Provided material
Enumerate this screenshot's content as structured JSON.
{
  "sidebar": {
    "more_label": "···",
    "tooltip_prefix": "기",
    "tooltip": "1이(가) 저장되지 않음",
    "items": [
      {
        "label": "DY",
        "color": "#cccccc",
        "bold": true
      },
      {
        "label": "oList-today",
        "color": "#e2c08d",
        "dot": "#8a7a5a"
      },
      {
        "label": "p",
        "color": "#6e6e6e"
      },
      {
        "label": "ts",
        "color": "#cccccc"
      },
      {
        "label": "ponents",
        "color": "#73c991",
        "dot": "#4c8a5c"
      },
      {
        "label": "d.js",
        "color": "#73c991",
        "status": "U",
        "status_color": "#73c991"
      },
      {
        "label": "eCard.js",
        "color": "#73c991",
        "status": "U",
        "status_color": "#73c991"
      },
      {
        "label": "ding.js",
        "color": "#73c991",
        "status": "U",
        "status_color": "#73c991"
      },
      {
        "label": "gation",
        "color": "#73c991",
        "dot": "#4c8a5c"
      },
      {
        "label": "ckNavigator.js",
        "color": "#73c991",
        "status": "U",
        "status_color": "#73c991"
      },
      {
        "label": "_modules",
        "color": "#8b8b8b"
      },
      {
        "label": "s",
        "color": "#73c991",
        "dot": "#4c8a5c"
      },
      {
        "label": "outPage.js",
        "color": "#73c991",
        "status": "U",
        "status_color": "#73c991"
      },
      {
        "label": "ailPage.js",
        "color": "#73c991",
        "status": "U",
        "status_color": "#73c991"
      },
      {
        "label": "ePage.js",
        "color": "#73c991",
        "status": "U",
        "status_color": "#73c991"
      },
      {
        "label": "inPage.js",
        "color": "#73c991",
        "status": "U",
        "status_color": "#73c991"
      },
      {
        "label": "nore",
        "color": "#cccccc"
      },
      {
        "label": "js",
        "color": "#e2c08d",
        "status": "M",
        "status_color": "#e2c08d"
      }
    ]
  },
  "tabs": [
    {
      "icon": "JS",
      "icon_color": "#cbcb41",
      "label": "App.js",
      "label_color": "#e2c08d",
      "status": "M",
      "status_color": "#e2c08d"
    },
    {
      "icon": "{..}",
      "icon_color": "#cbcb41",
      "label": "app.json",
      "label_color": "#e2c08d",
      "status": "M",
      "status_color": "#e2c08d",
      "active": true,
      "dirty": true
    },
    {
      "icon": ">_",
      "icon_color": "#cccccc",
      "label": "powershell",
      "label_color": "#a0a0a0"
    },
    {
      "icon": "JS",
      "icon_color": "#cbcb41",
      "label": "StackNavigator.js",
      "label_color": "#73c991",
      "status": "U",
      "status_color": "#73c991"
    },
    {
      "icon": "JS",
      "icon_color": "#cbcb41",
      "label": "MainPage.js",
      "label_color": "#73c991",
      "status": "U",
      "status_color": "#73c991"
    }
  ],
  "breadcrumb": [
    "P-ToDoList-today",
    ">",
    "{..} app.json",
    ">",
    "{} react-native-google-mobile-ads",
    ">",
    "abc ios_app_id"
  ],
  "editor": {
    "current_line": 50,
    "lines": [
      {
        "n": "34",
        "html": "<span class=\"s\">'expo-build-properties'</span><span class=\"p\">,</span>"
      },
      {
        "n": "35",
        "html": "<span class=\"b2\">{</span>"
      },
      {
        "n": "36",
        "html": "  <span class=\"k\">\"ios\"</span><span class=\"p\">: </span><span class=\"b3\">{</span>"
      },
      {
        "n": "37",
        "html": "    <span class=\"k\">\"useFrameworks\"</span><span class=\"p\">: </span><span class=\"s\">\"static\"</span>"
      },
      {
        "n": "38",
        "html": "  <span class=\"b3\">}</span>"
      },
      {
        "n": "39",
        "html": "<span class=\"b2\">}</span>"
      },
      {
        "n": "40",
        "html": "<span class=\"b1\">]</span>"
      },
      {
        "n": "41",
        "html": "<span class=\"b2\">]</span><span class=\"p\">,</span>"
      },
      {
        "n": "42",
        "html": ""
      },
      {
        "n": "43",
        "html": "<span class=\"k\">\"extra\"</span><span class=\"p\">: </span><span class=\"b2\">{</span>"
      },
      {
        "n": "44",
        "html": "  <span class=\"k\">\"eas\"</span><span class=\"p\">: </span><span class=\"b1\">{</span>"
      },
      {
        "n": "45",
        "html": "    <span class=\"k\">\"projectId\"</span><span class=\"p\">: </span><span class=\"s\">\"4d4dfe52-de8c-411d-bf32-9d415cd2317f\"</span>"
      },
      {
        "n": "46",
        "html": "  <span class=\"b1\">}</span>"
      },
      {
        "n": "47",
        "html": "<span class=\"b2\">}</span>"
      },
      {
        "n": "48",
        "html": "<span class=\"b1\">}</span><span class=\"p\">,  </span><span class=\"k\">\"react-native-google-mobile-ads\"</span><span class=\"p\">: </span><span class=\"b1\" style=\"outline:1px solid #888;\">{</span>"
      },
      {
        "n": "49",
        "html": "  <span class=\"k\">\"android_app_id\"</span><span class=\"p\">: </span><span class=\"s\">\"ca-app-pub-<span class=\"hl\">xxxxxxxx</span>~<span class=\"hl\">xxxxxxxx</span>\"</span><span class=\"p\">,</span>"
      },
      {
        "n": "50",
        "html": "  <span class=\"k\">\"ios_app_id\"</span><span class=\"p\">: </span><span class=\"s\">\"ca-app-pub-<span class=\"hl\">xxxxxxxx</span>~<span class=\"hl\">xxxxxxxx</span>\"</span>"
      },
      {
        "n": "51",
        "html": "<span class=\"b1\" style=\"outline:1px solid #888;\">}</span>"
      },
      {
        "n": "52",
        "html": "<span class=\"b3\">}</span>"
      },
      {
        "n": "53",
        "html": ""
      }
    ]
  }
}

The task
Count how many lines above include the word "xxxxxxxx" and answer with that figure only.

Solution below
2